On knowing the team battled
I think that we fought as hard as we could with what we had. We’ve had a tough year. Guys have had to step up. James Ennis did a great job, Wayne Selden coming at the end of the year, Troy Daniels, you can just go down the list; JaMychal [Green], all of those guys really had to take a bigger role against a great team. They were a reason why we were in this. It’s just been a pleasure to play with a group that really leaves it out there like that.
On how he played this series
No regrets. I did about just as much as I could. I left everything I had out there. I know my teammates did the same. Like I said, that’s why it’s just been such a pleasure to play with guys like that. To know that not only myself, but everyone else is really laying it on the line, it’s exhausting but it’s worth it.
On the emotions he went through at the end of the game

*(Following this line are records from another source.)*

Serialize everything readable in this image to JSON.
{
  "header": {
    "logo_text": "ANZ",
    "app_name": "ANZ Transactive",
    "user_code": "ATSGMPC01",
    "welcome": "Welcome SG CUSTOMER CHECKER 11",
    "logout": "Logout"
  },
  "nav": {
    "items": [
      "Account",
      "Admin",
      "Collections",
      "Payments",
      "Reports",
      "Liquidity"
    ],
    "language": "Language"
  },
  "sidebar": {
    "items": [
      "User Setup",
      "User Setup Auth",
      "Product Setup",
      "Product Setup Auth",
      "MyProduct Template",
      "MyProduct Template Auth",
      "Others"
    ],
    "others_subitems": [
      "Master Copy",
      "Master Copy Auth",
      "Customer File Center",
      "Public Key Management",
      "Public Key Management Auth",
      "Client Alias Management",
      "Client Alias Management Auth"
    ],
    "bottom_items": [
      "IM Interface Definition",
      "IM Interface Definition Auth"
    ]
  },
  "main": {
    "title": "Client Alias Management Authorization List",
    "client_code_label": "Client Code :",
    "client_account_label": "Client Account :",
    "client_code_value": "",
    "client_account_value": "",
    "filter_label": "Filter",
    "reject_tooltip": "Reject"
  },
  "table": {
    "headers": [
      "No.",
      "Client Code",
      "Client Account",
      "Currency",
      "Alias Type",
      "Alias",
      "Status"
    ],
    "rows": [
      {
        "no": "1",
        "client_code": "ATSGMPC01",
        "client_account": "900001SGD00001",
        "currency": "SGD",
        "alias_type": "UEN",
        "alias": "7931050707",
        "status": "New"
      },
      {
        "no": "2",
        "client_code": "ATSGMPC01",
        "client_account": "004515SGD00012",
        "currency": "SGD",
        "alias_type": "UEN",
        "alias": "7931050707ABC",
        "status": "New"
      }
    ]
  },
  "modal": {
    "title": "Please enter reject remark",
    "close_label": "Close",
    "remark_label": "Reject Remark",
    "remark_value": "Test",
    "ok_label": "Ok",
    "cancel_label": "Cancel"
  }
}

It’s hard, it’s hard. The season is over so it’s hard to now reflect on the whole season. We were getting ready to travel tomorrow and getting ready to play, in our minds, game seven and not anymore. It’s not easy.
On the Spurs executing down the stretch
I think we had the game in our hand, but we couldn’t get stops. We didn’t execute well, well enough at least. They were getting pretty good looks and we were not getting those great looks that they were getting, obviously they made shots, we didn’t. They win.
On if it felt like one that got away
Yeah, it does. Like I said we felt like it got away. They hit shots in the end and we couldn’t hit shots that we usually hit and a few mistakes here and there and they capitalized on it.
On being able to sleep knowing they battled throughout the game
Oh definitely, our effort was there and we left it all out on the court, no question there. We didn’t lay down and we fought.
- Mike Conley led the Grizzlies with 26 points. He averaged 24.7 points and 7.0 assists per game for the postseason.
- All five Grizzlies starters scored in double figures (Gasol 18, Randolph 13, Carter 12, Ennis III 11).
- Zach Randolph (13 points, 11 rebounds) recorded his 32nd career postseason double-double.
- Kawhi Leonard (29 points, nine rebounds) averaged 31.2 points, and 6.0 rebounds on 54.8 percent (57-of-104) shooting from the field and 96.7 percent (59-of-61) from the free throw line.
- Tony Parker recorded a postseason-high 27 points on 11-of-14 shooting. Parker scored in double figures in five games during the series, marking the first time he has done so in a playoff series since the 2014 NBA Finals.
- Parker and Manu Ginobili (130) pulled within one game of Parker and Tim Duncan (131) for most playoff wins by two NBA teammates.
- LaMarcus Aldridge (17 points, 12 rebounds) recorded his 21th career postseason double-double.